Please verify

Watch LIVE

Jeff Bezos invented a Trump-Saudi collusion hoax. What are the consequences?

Conservative Review

The beginning of February was a rough stretch for Jeff Bezos. The National Enquirer obtained evidence that he was engaged in a long-running extramarital affair, and he knew the paper was moments away from publishing exclusive details from the hugely embarrassing saga. Bezos had a decision to make. He could do the decent thing and apologize for his wrongdoing. Instead, he chose a different path — the warpath.

Far from owning up to his misdeeds, the billionaire founder of Amazon and owner of the Washington Post went on offense. In a Medium post published February 4, Bezos concocted a mind-blowing conspiracy involving the Trump administration, Saudi Arabia, and international espionage. He claimed that President Trump and the Kingdom of Saudi Arabia were attempting an extensive “extortion and blackmail” campaign against him. He proposed that his ownership of the Washington Post put a target on his back. As owner of the Post, Bezos claimed that he was on Trump’s enemies list. He also insisted that it was no coincidence that President Trump and David Pecker, the publisher of the National Enquirer, had a professional working relationship. Moreover, Bezos claimed that Saudi Arabia must be targeting him due to the Washington Post’s “unrelenting coverage” of the murder of Jamal Khashoggi.

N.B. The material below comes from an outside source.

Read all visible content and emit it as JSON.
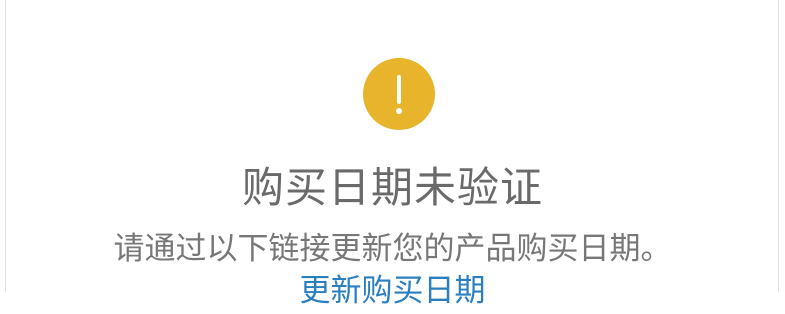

“For reasons still to be better understood, the Saudi angle seems to hit a particularly sensitive nerve,” Bezos added.

Team Bezos then launched a campaign in the media, going so far as to accuse the government — on orders from President Trump — of stealing his information. It seemed that Bezos was trafficking the Trump-Saudi-Pecker conspiracy directly through his own reporters at the Washington Post.


The seriousness of the Bezos allegation set off a media firestorm. A who’s who of legacy media and NeverTrump personalities, without evidence, began accusing the president, Saudi Arabia, and David Pecker of colluding, sometimes through extrajudicial means, to bring down Mr. Bezos.

Evidence never surfaced that the accused entities engaged in an anti-Bezos conspiracy. President Trump and Saudi Arabia have legitimate grievances with the Washington Post’s extremely biased coverage. The Post has been at the forefront of pushing the Trump-Russia conspiracy theory since day one of the Trump administration.. 

As for Saudi Arabia, the Washington Post has used the death of its columnist, Jamal Khashoggi, to continue to take shots at Riyadh. I explained their nonstop campaign against the Saudi monarchy in a February 12 column for Conservative Review:

The Washington Post has taken to extreme measures in publishing unrelentingly negative stories against Saudi Arabia. Following Khashoggi’s death, The Post became weaponized into an open forum for foreign governments and radical Islamist and jihadi groups opposed to Saudi Arabia’s role in the Middle East. The Post routinely falsely categorized its deceased Islamist columnist Khashoggi as a democracy advocate, a journalist, and a voice for reform, none of which is even remotely true.

As the campaign continued, Bezos never provided any evidence to support his grand conspiracy theory involving hacking, spying, and revenge. Moreover, all of the parties accused of wrongdoing unequivocally denied that they were behind anything having to do with Bezos. 

On Monday evening, the Wall Street Journal cleared up all remaining doubt in what some have come to label Peckergate. The Journal found that there was no grand conspiracy involving President Trump, foreign entities, or Pecker. There was no evidence that Bezos’ information was stolen or that he was hacked. 

“The reality is simpler: Michael Sanchez, the brother of Mr. Bezos’ lover, sold the billionaire’s secrets for $200,000 to the Enquirer’s publisher, said people familiar with the matter,” the Journal reported. This added to other media reports, which also pointed to Sanchez as the man who fed the story to the Enquirer. They were published about one week after Mr. Bezos published his Medium post.

By all accounts, Jeff Bezos invented a Trump-Pecker-Saudi collusion conspiracy theory out of thin air. Not even the world’s richest man should be allowed to get away with spreading incriminating hoaxes. After all, “Democracy Dies in Darkness.”

Keep reading... Show less
Most recent
All Articles